It is a daily challenge for millions of Iraqis to get food, drinkable water, and a roof above their heads. With the announcement of Daesh’s defeat and the return of a relative peace, the population’s hopes for a free and dignified life have returned to the surface. They have mostly been expressed in the Shia regions, which have been far less affected by the fighting.
The inhabitants of the Kurdish and Sunni regions, sites of the war against Daesh, are still in a state of shock. In total, 1.8 million people had to flee their homes, and one third still live in the camps. The city of Mosul, which was liberated in 2017, has not yet recovered from the destruction. Hundreds of thousands of Syrian refugees have also fled into Iraq. Furthermore, fear remains present, since the defeat of Daesh does not mean that all of the jihadists disappeared, and their sleeper cells could reactivate at any moment. This may explain why these populations have remained to the side of the protests, even if they share the same revulsion against the regime based on religious division, corruption, and interference by foreign powers.
Five months after the start of the demonstrations, the movement continues, with the occupation of central squares, street protests, and blockades of universities and roads. The demonstrators now reject the new Prime Minister Mohammed Allawi, who had already been Prime Minister twice before. Despite the maneuvers by political parties and a repression which has killed more than 600 and wounded 25,000, the young people engaged in struggle are continuing to defy the government. They know that every demonstration and every blockade can end in bloodshed. Their leaders are tracked, hunted and threatened with death by security forces and by militias armed to the teeth.
After years marked by military interventions, foreign wars and civil wars, as well as periods of economic embargo, population displacements, bombings and massacres, Iraq is a devastated country. The economy, which was relatively developed until the 1980s, has experienced an enormous setback. The country’s resources are being bled by political-mafia clans linked to neighboring powers or to imperialism. Iraqi young people are struggling against this situation with courage and with energy born out of desperation. On the basis of past experience, they no longer have confidence in the existing political forces, each of which has its share of responsibility for this catastrophe, and they rightly see a way out only through their own revolt.
In order to put an end to imperialism’s domination over the Middle East, which takes shape in the multiplication of crises and wars, the regimes which divide up the region must be overthrown, along with the possessing classes who support them.

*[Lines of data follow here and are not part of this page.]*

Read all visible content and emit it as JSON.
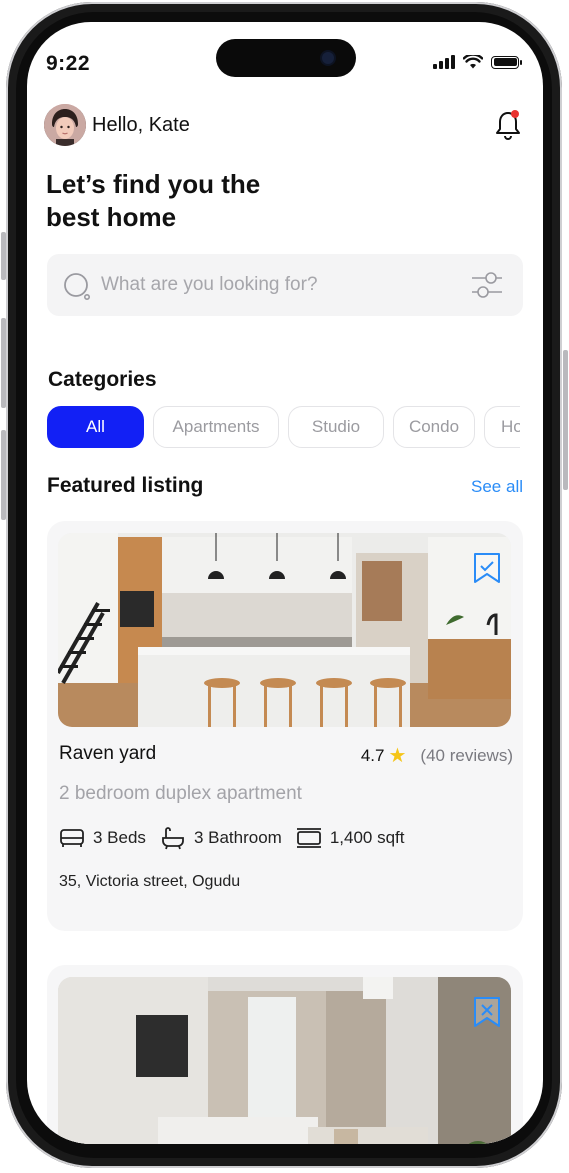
{
  "status_bar": {
    "time": "9:22"
  },
  "header": {
    "greeting": "Hello, Kate",
    "headline_line1": "Let’s find you the",
    "headline_line2": "best home"
  },
  "search": {
    "placeholder": "What are you looking for?"
  },
  "categories": {
    "title": "Categories",
    "items": [
      {
        "label": "All",
        "active": true
      },
      {
        "label": "Apartments",
        "active": false
      },
      {
        "label": "Studio",
        "active": false
      },
      {
        "label": "Condo",
        "active": false
      },
      {
        "label": "House",
        "active": false
      }
    ]
  },
  "featured": {
    "title": "Featured listing",
    "see_all": "See all"
  },
  "listings": [
    {
      "name": "Raven yard",
      "rating": "4.7",
      "reviews": "(40 reviews)",
      "description": "2 bedroom duplex apartment",
      "beds": "3 Beds",
      "baths": "3 Bathroom",
      "area": "1,400 sqft",
      "address": "35, Victoria street, Ogudu"
    }
  ],
  "colors": {
    "accent": "#1220f5",
    "link": "#2a8cf7",
    "star": "#f5c518"
  }
}
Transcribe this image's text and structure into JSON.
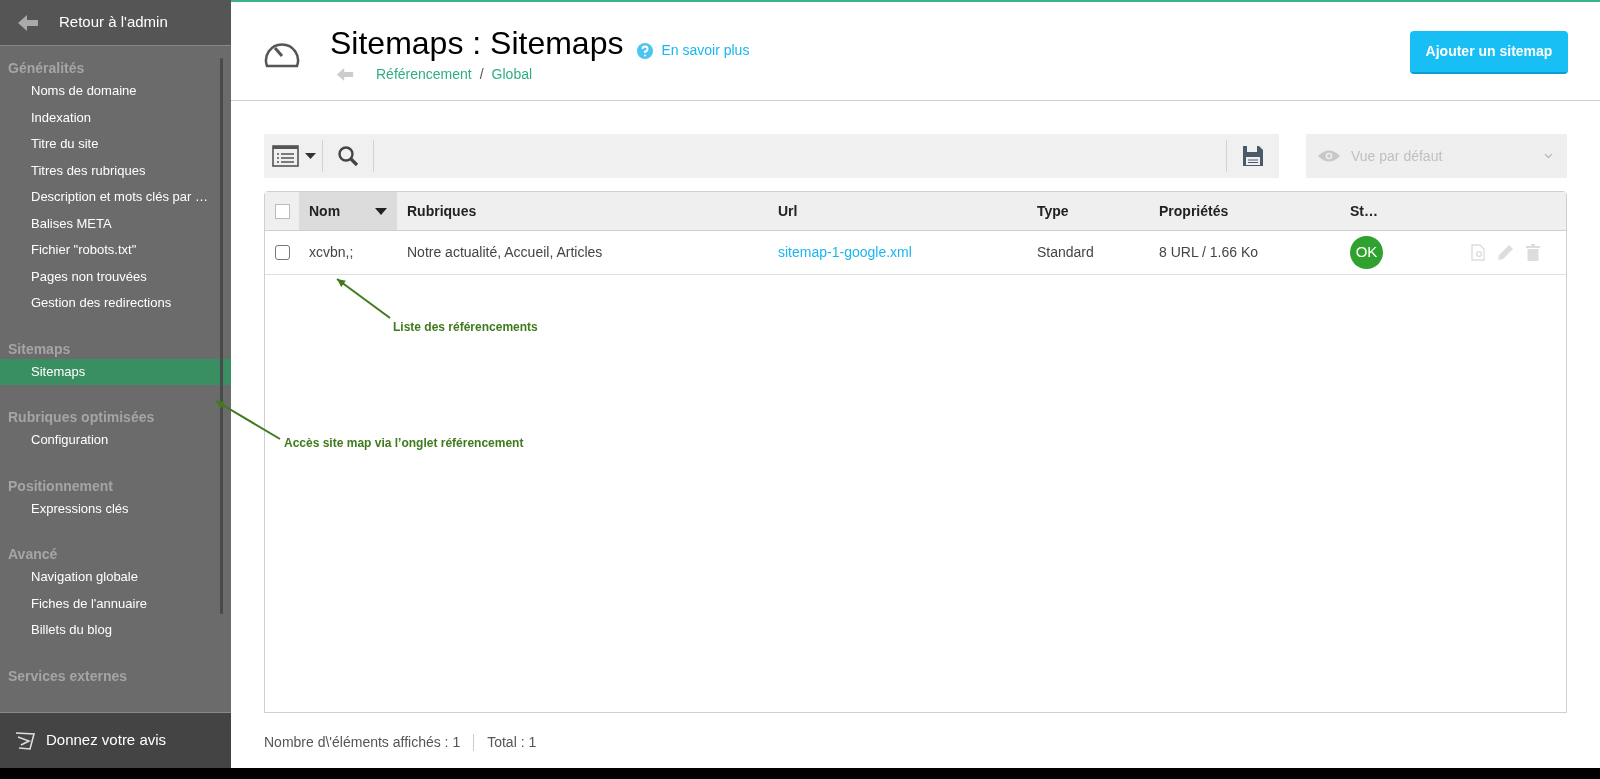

Only a proletarian revolution on the scale of the region would make this possible. It is on this path that the Iraqi young people must learn how to lead their movement. There is no other real way out of the intolerable situation in which they live, just like the rest of the population and that of many neighboring countries, from Iran to Syria and Yemen, from Egypt to Lebanon, and from Libya to Sudan, where the situation has become just as unbearable.